== Study material

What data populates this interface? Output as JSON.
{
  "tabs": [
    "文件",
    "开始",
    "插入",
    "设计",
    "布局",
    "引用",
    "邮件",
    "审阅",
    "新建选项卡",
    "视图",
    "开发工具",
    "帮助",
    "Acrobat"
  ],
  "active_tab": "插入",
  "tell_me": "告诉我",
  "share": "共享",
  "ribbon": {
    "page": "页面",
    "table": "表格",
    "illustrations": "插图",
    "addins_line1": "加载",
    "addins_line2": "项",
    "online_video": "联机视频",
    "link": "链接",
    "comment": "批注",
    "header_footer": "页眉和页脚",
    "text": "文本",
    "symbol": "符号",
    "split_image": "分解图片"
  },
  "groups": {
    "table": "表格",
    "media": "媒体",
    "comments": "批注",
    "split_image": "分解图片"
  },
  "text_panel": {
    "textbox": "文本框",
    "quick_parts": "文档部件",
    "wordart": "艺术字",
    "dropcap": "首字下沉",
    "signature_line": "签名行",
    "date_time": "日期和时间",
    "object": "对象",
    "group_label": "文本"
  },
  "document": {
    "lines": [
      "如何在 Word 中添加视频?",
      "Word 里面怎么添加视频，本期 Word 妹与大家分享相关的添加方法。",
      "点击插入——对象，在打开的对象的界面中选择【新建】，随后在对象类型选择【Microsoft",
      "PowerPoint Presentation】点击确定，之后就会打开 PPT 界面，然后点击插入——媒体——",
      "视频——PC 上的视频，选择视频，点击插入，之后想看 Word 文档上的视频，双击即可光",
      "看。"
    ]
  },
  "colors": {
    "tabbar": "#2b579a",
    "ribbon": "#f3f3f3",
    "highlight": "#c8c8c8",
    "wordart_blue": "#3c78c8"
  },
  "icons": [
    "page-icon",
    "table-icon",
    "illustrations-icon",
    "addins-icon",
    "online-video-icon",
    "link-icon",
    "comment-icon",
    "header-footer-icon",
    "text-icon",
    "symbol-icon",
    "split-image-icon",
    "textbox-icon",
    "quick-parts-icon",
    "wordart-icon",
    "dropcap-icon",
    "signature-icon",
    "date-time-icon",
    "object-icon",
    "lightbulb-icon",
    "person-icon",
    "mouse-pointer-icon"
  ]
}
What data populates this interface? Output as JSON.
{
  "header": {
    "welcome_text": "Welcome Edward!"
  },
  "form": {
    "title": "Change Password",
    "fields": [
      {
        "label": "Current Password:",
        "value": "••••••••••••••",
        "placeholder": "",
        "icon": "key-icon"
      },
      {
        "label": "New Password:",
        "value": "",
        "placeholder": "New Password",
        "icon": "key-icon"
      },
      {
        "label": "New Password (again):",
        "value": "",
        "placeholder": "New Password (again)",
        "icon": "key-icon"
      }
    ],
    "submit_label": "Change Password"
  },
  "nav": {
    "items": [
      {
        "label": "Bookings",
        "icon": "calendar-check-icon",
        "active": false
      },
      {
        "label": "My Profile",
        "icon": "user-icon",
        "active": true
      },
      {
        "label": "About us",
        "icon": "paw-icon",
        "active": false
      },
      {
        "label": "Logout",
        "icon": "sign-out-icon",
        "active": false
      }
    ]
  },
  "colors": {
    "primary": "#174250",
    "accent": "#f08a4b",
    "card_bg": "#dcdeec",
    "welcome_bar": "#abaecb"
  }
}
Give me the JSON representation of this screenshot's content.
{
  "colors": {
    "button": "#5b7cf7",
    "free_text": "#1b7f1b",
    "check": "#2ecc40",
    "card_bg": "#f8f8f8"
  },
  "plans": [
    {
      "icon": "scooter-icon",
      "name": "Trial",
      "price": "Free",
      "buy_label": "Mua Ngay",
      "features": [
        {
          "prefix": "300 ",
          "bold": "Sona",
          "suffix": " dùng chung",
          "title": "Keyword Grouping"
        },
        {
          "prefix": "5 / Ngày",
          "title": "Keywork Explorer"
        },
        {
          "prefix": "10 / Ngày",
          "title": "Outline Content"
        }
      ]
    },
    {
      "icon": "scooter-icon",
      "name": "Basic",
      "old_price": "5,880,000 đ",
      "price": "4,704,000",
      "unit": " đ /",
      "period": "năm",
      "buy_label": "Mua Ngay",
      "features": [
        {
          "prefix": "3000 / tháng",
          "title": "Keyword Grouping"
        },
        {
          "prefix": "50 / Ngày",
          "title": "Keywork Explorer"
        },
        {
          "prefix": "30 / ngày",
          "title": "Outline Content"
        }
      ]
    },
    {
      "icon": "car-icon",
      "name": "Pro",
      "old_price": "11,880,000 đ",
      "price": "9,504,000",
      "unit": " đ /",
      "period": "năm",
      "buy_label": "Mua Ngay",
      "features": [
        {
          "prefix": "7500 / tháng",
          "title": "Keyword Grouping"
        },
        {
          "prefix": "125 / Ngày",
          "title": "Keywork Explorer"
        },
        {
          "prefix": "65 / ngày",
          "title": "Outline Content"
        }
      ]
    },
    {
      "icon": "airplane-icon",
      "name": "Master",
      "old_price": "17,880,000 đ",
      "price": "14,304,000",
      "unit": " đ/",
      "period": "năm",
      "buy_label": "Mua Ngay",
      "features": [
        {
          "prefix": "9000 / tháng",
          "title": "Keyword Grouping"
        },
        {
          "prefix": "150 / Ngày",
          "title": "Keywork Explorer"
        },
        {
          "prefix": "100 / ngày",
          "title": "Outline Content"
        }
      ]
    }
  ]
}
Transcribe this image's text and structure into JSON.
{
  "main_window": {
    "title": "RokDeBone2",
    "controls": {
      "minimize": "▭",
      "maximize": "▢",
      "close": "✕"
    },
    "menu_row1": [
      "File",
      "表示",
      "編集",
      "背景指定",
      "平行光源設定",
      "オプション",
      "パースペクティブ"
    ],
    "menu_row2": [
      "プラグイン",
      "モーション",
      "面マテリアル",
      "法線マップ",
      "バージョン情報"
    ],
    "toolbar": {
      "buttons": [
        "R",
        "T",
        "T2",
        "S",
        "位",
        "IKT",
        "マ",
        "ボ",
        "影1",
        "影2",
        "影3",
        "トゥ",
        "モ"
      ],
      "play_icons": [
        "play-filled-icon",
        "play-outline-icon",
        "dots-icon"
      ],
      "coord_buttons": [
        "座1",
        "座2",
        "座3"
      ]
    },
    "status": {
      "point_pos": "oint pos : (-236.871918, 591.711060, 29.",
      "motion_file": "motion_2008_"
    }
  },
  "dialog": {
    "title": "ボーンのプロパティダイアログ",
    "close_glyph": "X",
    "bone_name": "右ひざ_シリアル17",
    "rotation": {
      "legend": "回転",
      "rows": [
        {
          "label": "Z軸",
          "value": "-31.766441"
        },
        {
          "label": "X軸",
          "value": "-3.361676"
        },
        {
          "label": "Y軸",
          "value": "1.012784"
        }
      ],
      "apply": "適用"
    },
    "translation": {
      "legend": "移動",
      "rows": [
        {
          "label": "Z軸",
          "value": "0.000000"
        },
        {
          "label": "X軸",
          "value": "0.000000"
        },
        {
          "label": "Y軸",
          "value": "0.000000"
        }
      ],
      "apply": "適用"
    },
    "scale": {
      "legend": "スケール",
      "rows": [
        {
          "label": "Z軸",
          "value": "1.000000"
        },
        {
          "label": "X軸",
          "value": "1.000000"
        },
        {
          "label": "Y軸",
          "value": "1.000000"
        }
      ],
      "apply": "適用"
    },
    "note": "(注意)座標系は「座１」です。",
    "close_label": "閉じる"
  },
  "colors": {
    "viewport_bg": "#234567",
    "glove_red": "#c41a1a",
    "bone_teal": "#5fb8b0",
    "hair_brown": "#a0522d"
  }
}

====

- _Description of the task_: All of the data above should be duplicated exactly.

- _Exercise solution_:
What data populates this interface? Output as JSON.
{
  "tabs": [
    "文件",
    "开始",
    "插入",
    "设计",
    "布局",
    "引用",
    "邮件",
    "审阅",
    "新建选项卡",
    "视图",
    "开发工具",
    "帮助",
    "Acrobat"
  ],
  "active_tab": "插入",
  "tell_me": "告诉我",
  "share": "共享",
  "ribbon": {
    "page": "页面",
    "table": "表格",
    "illustrations": "插图",
    "addins_line1": "加载",
    "addins_line2": "项",
    "online_video": "联机视频",
    "link": "链接",
    "comment": "批注",
    "header_footer": "页眉和页脚",
    "text": "文本",
    "symbol": "符号",
    "split_image": "分解图片"
  },
  "groups": {
    "table": "表格",
    "media": "媒体",
    "comments": "批注",
    "split_image": "分解图片"
  },
  "text_panel": {
    "textbox": "文本框",
    "quick_parts": "文档部件",
    "wordart": "艺术字",
    "dropcap": "首字下沉",
    "signature_line": "签名行",
    "date_time": "日期和时间",
    "object": "对象",
    "group_label": "文本"
  },
  "document": {
    "lines": [
      "如何在 Word 中添加视频?",
      "Word 里面怎么添加视频，本期 Word 妹与大家分享相关的添加方法。",
      "点击插入——对象，在打开的对象的界面中选择【新建】，随后在对象类型选择【Microsoft",
      "PowerPoint Presentation】点击确定，之后就会打开 PPT 界面，然后点击插入——媒体——",
      "视频——PC 上的视频，选择视频，点击插入，之后想看 Word 文档上的视频，双击即可光",
      "看。"
    ]
  },
  "colors": {
    "tabbar": "#2b579a",
    "ribbon": "#f3f3f3",
    "highlight": "#c8c8c8",
    "wordart_blue": "#3c78c8"
  },
  "icons": [
    "page-icon",
    "table-icon",
    "illustrations-icon",
    "addins-icon",
    "online-video-icon",
    "link-icon",
    "comment-icon",
    "header-footer-icon",
    "text-icon",
    "symbol-icon",
    "split-image-icon",
    "textbox-icon",
    "quick-parts-icon",
    "wordart-icon",
    "dropcap-icon",
    "signature-icon",
    "date-time-icon",
    "object-icon",
    "lightbulb-icon",
    "person-icon",
    "mouse-pointer-icon"
  ]
}
What data populates this interface? Output as JSON.
{
  "header": {
    "welcome_text": "Welcome Edward!"
  },
  "form": {
    "title": "Change Password",
    "fields": [
      {
        "label": "Current Password:",
        "value": "••••••••••••••",
        "placeholder": "",
        "icon": "key-icon"
      },
      {
        "label": "New Password:",
        "value": "",
        "placeholder": "New Password",
        "icon": "key-icon"
      },
      {
        "label": "New Password (again):",
        "value": "",
        "placeholder": "New Password (again)",
        "icon": "key-icon"
      }
    ],
    "submit_label": "Change Password"
  },
  "nav": {
    "items": [
      {
        "label": "Bookings",
        "icon": "calendar-check-icon",
        "active": false
      },
      {
        "label": "My Profile",
        "icon": "user-icon",
        "active": true
      },
      {
        "label": "About us",
        "icon": "paw-icon",
        "active": false
      },
      {
        "label": "Logout",
        "icon": "sign-out-icon",
        "active": false
      }
    ]
  },
  "colors": {
    "primary": "#174250",
    "accent": "#f08a4b",
    "card_bg": "#dcdeec",
    "welcome_bar": "#abaecb"
  }
}
Give me the JSON representation of this screenshot's content.
{
  "colors": {
    "button": "#5b7cf7",
    "free_text": "#1b7f1b",
    "check": "#2ecc40",
    "card_bg": "#f8f8f8"
  },
  "plans": [
    {
      "icon": "scooter-icon",
      "name": "Trial",
      "price": "Free",
      "buy_label": "Mua Ngay",
      "features": [
        {
          "prefix": "300 ",
          "bold": "Sona",
          "suffix": " dùng chung",
          "title": "Keyword Grouping"
        },
        {
          "prefix": "5 / Ngày",
          "title": "Keywork Explorer"
        },
        {
          "prefix": "10 / Ngày",
          "title": "Outline Content"
        }
      ]
    },
    {
      "icon": "scooter-icon",
      "name": "Basic",
      "old_price": "5,880,000 đ",
      "price": "4,704,000",
      "unit": " đ /",
      "period": "năm",
      "buy_label": "Mua Ngay",
      "features": [
        {
          "prefix": "3000 / tháng",
          "title": "Keyword Grouping"
        },
        {
          "prefix": "50 / Ngày",
          "title": "Keywork Explorer"
        },
        {
          "prefix": "30 / ngày",
          "title": "Outline Content"
        }
      ]
    },
    {
      "icon": "car-icon",
      "name": "Pro",
      "old_price": "11,880,000 đ",
      "price": "9,504,000",
      "unit": " đ /",
      "period": "năm",
      "buy_label": "Mua Ngay",
      "features": [
        {
          "prefix": "7500 / tháng",
          "title": "Keyword Grouping"
        },
        {
          "prefix": "125 / Ngày",
          "title": "Keywork Explorer"
        },
        {
          "prefix": "65 / ngày",
          "title": "Outline Content"
        }
      ]
    },
    {
      "icon": "airplane-icon",
      "name": "Master",
      "old_price": "17,880,000 đ",
      "price": "14,304,000",
      "unit": " đ/",
      "period": "năm",
      "buy_label": "Mua Ngay",
      "features": [
        {
          "prefix": "9000 / tháng",
          "title": "Keyword Grouping"
        },
        {
          "prefix": "150 / Ngày",
          "title": "Keywork Explorer"
        },
        {
          "prefix": "100 / ngày",
          "title": "Outline Content"
        }
      ]
    }
  ]
}
Transcribe this image's text and structure into JSON.
{
  "main_window": {
    "title": "RokDeBone2",
    "controls": {
      "minimize": "▭",
      "maximize": "▢",
      "close": "✕"
    },
    "menu_row1": [
      "File",
      "表示",
      "編集",
      "背景指定",
      "平行光源設定",
      "オプション",
      "パースペクティブ"
    ],
    "menu_row2": [
      "プラグイン",
      "モーション",
      "面マテリアル",
      "法線マップ",
      "バージョン情報"
    ],
    "toolbar": {
      "buttons": [
        "R",
        "T",
        "T2",
        "S",
        "位",
        "IKT",
        "マ",
        "ボ",
        "影1",
        "影2",
        "影3",
        "トゥ",
        "モ"
      ],
      "play_icons": [
        "play-filled-icon",
        "play-outline-icon",
        "dots-icon"
      ],
      "coord_buttons": [
        "座1",
        "座2",
        "座3"
      ]
    },
    "status": {
      "point_pos": "oint pos : (-236.871918, 591.711060, 29.",
      "motion_file": "motion_2008_"
    }
  },
  "dialog": {
    "title": "ボーンのプロパティダイアログ",
    "close_glyph": "X",
    "bone_name": "右ひざ_シリアル17",
    "rotation": {
      "legend": "回転",
      "rows": [
        {
          "label": "Z軸",
          "value": "-31.766441"
        },
        {
          "label": "X軸",
          "value": "-3.361676"
        },
        {
          "label": "Y軸",
          "value": "1.012784"
        }
      ],
      "apply": "適用"
    },
    "translation": {
      "legend": "移動",
      "rows": [
        {
          "label": "Z軸",
          "value": "0.000000"
        },
        {
          "label": "X軸",
          "value": "0.000000"
        },
        {
          "label": "Y軸",
          "value": "0.000000"
        }
      ],
      "apply": "適用"
    },
    "scale": {
      "legend": "スケール",
      "rows": [
        {
          "label": "Z軸",
          "value": "1.000000"
        },
        {
          "label": "X軸",
          "value": "1.000000"
        },
        {
          "label": "Y軸",
          "value": "1.000000"
        }
      ],
      "apply": "適用"
    },
    "note": "(注意)座標系は「座１」です。",
    "close_label": "閉じる"
  },
  "colors": {
    "viewport_bg": "#234567",
    "glove_red": "#c41a1a",
    "bone_teal": "#5fb8b0",
    "hair_brown": "#a0522d"
  }
}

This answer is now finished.